One of the first testamentary documents that a Michigan resident may consider preparing when thinking about their estate plan is a will. A will is a legal tool that describes how a person wants items of property given to named beneficiaries when the person dies. However, a will is more than a list of property and names and must follow certain rules to be valid.
There are specific elements that must be contained in valid wills and this post will introduce some of them. This post should not be used as a substitute for specific legal advice from a knowledgeable Michigan estate planning attorney. All questions about estate planning can be discussed with lawyers who practice estate planning law.
Age of the individual
Wills may only be prepared by certain individuals. One limiting element that reduces who can prepare and execute a will is age. In Michigan, an individual must be at least 18 years old in order to execute their will.
Testamentary capacity refers to the will creator’s ability to understand what their will says and what legal outcomes it will produce. If a person lacks testamentary capacity, or does not have soundness of mind, then their will may be invalidated later on and deemed unenforceable after their death.
Attestation of witnesses

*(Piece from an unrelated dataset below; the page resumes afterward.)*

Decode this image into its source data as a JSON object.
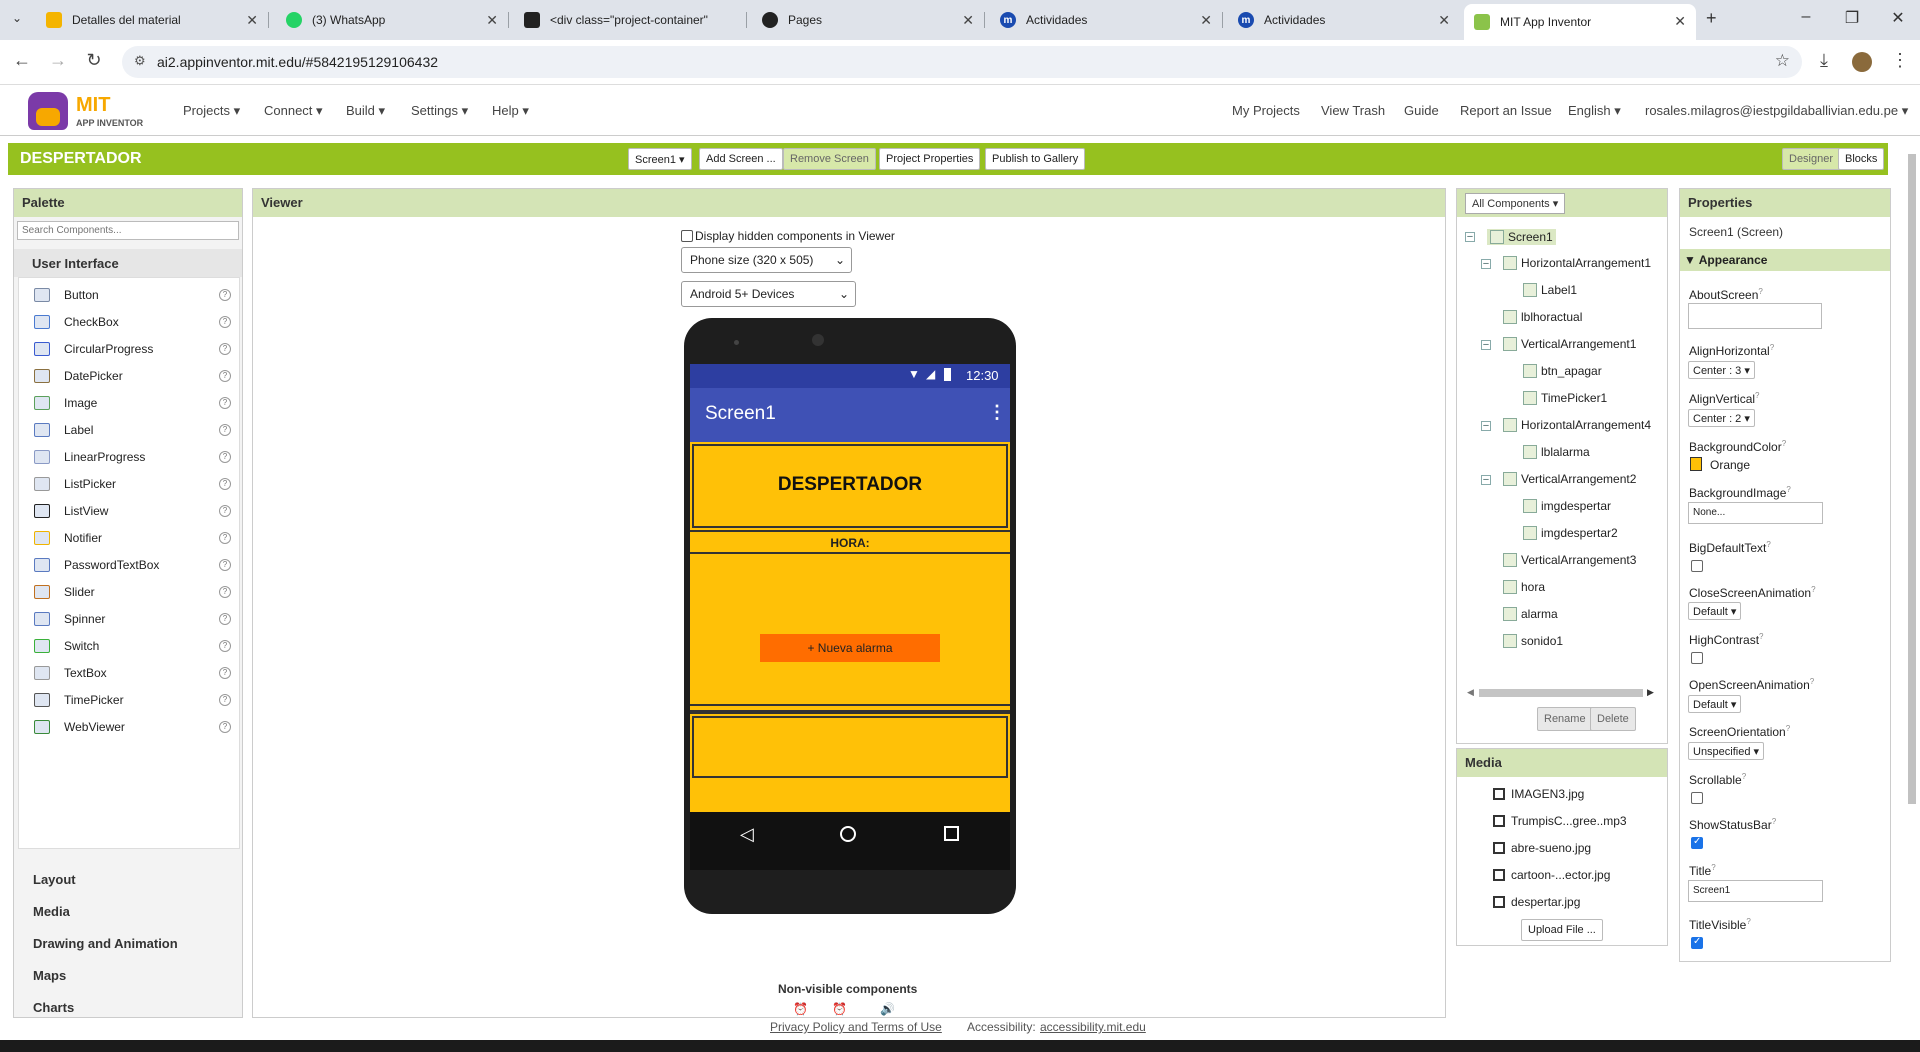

In order for a will to be valid, it must be signed by two witnesses. The purpose of having witnesses sign a will is to validate the capacity and intentions of the will’s creator. Without witnesses, a will may not be considered enforceable.
These elements are only a few of the requirements that Michigan wills must satisfy to fulfill their testamentary purposes. Before preparing a will, it can be useful for an individual to talk about their end of life goals with an estate planning lawyer. Professionals in the estate planning field can help their clients protect their wealth and prepare plans that accomplish their personal and legal objectives.